● HOW TO COMPLETE THIS TASK:
Please print all the lines below exactly as they are written.

● Saved entries:
=== Begin Enclosure ===
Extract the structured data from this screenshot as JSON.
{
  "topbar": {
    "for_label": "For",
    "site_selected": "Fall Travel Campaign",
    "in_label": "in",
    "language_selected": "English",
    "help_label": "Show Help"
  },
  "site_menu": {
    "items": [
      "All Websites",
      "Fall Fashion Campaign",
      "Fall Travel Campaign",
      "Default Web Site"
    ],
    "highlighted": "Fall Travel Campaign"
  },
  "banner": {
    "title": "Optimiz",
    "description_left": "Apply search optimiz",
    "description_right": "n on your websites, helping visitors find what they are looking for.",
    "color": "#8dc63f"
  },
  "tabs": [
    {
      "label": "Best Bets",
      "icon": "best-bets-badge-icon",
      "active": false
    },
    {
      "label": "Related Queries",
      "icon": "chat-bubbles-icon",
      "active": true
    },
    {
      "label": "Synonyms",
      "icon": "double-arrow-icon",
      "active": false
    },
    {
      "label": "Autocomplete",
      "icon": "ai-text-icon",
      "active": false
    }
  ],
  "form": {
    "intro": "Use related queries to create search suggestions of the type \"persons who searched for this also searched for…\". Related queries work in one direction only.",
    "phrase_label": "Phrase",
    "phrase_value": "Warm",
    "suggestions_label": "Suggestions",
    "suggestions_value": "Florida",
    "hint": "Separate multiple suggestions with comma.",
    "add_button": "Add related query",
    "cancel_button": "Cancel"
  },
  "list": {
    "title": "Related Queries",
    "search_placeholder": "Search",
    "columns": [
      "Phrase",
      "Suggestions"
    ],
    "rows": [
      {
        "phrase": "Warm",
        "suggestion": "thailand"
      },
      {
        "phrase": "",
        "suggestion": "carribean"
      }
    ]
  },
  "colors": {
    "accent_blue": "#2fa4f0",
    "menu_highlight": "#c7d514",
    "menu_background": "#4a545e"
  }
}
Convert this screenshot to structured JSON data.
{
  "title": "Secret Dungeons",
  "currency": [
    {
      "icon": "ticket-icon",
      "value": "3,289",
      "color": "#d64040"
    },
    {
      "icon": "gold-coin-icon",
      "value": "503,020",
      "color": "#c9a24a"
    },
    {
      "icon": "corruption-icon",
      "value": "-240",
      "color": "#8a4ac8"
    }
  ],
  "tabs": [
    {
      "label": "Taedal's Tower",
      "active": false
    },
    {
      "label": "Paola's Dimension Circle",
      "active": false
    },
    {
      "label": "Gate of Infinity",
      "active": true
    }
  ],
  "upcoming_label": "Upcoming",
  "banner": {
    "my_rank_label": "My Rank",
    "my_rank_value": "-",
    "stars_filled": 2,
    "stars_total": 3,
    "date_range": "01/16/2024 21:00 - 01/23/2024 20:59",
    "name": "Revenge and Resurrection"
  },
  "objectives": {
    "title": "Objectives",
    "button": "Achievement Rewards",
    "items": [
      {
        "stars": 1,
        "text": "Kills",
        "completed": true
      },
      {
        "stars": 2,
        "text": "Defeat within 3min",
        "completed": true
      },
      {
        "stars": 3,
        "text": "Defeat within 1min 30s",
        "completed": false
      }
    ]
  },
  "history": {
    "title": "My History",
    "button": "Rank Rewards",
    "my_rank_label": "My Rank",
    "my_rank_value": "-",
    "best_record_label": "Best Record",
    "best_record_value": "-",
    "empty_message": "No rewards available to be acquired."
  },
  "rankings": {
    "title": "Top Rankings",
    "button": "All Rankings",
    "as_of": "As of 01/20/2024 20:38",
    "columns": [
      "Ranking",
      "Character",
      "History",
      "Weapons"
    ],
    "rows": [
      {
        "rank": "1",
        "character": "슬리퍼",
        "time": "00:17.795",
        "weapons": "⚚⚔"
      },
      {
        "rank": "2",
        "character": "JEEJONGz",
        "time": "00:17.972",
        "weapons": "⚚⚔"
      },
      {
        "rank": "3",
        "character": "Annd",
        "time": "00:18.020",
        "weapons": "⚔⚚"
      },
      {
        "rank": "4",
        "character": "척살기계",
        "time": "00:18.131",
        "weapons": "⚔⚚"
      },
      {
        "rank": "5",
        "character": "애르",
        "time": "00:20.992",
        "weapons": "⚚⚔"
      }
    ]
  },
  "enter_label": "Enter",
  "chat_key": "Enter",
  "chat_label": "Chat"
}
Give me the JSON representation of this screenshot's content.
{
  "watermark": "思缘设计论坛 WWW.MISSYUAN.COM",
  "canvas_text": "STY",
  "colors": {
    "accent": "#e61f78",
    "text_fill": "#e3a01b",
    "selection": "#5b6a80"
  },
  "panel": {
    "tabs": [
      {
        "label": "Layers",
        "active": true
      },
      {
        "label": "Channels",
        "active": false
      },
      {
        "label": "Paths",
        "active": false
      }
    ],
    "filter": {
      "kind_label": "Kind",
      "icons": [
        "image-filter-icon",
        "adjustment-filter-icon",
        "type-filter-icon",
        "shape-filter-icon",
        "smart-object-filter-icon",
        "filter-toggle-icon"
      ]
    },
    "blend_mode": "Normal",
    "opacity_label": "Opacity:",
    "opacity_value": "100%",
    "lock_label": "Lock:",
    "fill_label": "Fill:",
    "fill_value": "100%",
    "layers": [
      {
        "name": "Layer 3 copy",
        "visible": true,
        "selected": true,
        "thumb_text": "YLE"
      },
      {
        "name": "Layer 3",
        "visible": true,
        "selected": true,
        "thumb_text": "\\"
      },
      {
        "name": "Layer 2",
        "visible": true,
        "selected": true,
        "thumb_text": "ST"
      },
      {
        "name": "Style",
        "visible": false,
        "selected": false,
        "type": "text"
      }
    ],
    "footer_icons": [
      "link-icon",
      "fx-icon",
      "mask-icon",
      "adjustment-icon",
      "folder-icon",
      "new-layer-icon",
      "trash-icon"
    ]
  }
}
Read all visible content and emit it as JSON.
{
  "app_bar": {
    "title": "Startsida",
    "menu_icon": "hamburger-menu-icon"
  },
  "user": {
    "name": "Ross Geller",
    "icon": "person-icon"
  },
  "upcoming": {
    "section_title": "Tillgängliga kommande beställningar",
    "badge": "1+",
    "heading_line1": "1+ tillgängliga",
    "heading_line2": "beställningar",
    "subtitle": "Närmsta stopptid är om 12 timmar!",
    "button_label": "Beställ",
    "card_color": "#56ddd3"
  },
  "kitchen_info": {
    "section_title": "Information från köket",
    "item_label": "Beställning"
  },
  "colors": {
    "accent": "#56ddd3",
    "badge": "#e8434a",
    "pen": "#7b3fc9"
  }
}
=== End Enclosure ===
● RESPONSE:
Extract the structured data from this screenshot as JSON.
{
  "topbar": {
    "for_label": "For",
    "site_selected": "Fall Travel Campaign",
    "in_label": "in",
    "language_selected": "English",
    "help_label": "Show Help"
  },
  "site_menu": {
    "items": [
      "All Websites",
      "Fall Fashion Campaign",
      "Fall Travel Campaign",
      "Default Web Site"
    ],
    "highlighted": "Fall Travel Campaign"
  },
  "banner": {
    "title": "Optimiz",
    "description_left": "Apply search optimiz",
    "description_right": "n on your websites, helping visitors find what they are looking for.",
    "color": "#8dc63f"
  },
  "tabs": [
    {
      "label": "Best Bets",
      "icon": "best-bets-badge-icon",
      "active": false
    },
    {
      "label": "Related Queries",
      "icon": "chat-bubbles-icon",
      "active": true
    },
    {
      "label": "Synonyms",
      "icon": "double-arrow-icon",
      "active": false
    },
    {
      "label": "Autocomplete",
      "icon": "ai-text-icon",
      "active": false
    }
  ],
  "form": {
    "intro": "Use related queries to create search suggestions of the type \"persons who searched for this also searched for…\". Related queries work in one direction only.",
    "phrase_label": "Phrase",
    "phrase_value": "Warm",
    "suggestions_label": "Suggestions",
    "suggestions_value": "Florida",
    "hint": "Separate multiple suggestions with comma.",
    "add_button": "Add related query",
    "cancel_button": "Cancel"
  },
  "list": {
    "title": "Related Queries",
    "search_placeholder": "Search",
    "columns": [
      "Phrase",
      "Suggestions"
    ],
    "rows": [
      {
        "phrase": "Warm",
        "suggestion": "thailand"
      },
      {
        "phrase": "",
        "suggestion": "carribean"
      }
    ]
  },
  "colors": {
    "accent_blue": "#2fa4f0",
    "menu_highlight": "#c7d514",
    "menu_background": "#4a545e"
  }
}
Convert this screenshot to structured JSON data.
{
  "title": "Secret Dungeons",
  "currency": [
    {
      "icon": "ticket-icon",
      "value": "3,289",
      "color": "#d64040"
    },
    {
      "icon": "gold-coin-icon",
      "value": "503,020",
      "color": "#c9a24a"
    },
    {
      "icon": "corruption-icon",
      "value": "-240",
      "color": "#8a4ac8"
    }
  ],
  "tabs": [
    {
      "label": "Taedal's Tower",
      "active": false
    },
    {
      "label": "Paola's Dimension Circle",
      "active": false
    },
    {
      "label": "Gate of Infinity",
      "active": true
    }
  ],
  "upcoming_label": "Upcoming",
  "banner": {
    "my_rank_label": "My Rank",
    "my_rank_value": "-",
    "stars_filled": 2,
    "stars_total": 3,
    "date_range": "01/16/2024 21:00 - 01/23/2024 20:59",
    "name": "Revenge and Resurrection"
  },
  "objectives": {
    "title": "Objectives",
    "button": "Achievement Rewards",
    "items": [
      {
        "stars": 1,
        "text": "Kills",
        "completed": true
      },
      {
        "stars": 2,
        "text": "Defeat within 3min",
        "completed": true
      },
      {
        "stars": 3,
        "text": "Defeat within 1min 30s",
        "completed": false
      }
    ]
  },
  "history": {
    "title": "My History",
    "button": "Rank Rewards",
    "my_rank_label": "My Rank",
    "my_rank_value": "-",
    "best_record_label": "Best Record",
    "best_record_value": "-",
    "empty_message": "No rewards available to be acquired."
  },
  "rankings": {
    "title": "Top Rankings",
    "button": "All Rankings",
    "as_of": "As of 01/20/2024 20:38",
    "columns": [
      "Ranking",
      "Character",
      "History",
      "Weapons"
    ],
    "rows": [
      {
        "rank": "1",
        "character": "슬리퍼",
        "time": "00:17.795",
        "weapons": "⚚⚔"
      },
      {
        "rank": "2",
        "character": "JEEJONGz",
        "time": "00:17.972",
        "weapons": "⚚⚔"
      },
      {
        "rank": "3",
        "character": "Annd",
        "time": "00:18.020",
        "weapons": "⚔⚚"
      },
      {
        "rank": "4",
        "character": "척살기계",
        "time": "00:18.131",
        "weapons": "⚔⚚"
      },
      {
        "rank": "5",
        "character": "애르",
        "time": "00:20.992",
        "weapons": "⚚⚔"
      }
    ]
  },
  "enter_label": "Enter",
  "chat_key": "Enter",
  "chat_label": "Chat"
}
Give me the JSON representation of this screenshot's content.
{
  "watermark": "思缘设计论坛 WWW.MISSYUAN.COM",
  "canvas_text": "STY",
  "colors": {
    "accent": "#e61f78",
    "text_fill": "#e3a01b",
    "selection": "#5b6a80"
  },
  "panel": {
    "tabs": [
      {
        "label": "Layers",
        "active": true
      },
      {
        "label": "Channels",
        "active": false
      },
      {
        "label": "Paths",
        "active": false
      }
    ],
    "filter": {
      "kind_label": "Kind",
      "icons": [
        "image-filter-icon",
        "adjustment-filter-icon",
        "type-filter-icon",
        "shape-filter-icon",
        "smart-object-filter-icon",
        "filter-toggle-icon"
      ]
    },
    "blend_mode": "Normal",
    "opacity_label": "Opacity:",
    "opacity_value": "100%",
    "lock_label": "Lock:",
    "fill_label": "Fill:",
    "fill_value": "100%",
    "layers": [
      {
        "name": "Layer 3 copy",
        "visible": true,
        "selected": true,
        "thumb_text": "YLE"
      },
      {
        "name": "Layer 3",
        "visible": true,
        "selected": true,
        "thumb_text": "\\"
      },
      {
        "name": "Layer 2",
        "visible": true,
        "selected": true,
        "thumb_text": "ST"
      },
      {
        "name": "Style",
        "visible": false,
        "selected": false,
        "type": "text"
      }
    ],
    "footer_icons": [
      "link-icon",
      "fx-icon",
      "mask-icon",
      "adjustment-icon",
      "folder-icon",
      "new-layer-icon",
      "trash-icon"
    ]
  }
}
Read all visible content and emit it as JSON.
{
  "app_bar": {
    "title": "Startsida",
    "menu_icon": "hamburger-menu-icon"
  },
  "user": {
    "name": "Ross Geller",
    "icon": "person-icon"
  },
  "upcoming": {
    "section_title": "Tillgängliga kommande beställningar",
    "badge": "1+",
    "heading_line1": "1+ tillgängliga",
    "heading_line2": "beställningar",
    "subtitle": "Närmsta stopptid är om 12 timmar!",
    "button_label": "Beställ",
    "card_color": "#56ddd3"
  },
  "kitchen_info": {
    "section_title": "Information från köket",
    "item_label": "Beställning"
  },
  "colors": {
    "accent": "#56ddd3",
    "badge": "#e8434a",
    "pen": "#7b3fc9"
  }
}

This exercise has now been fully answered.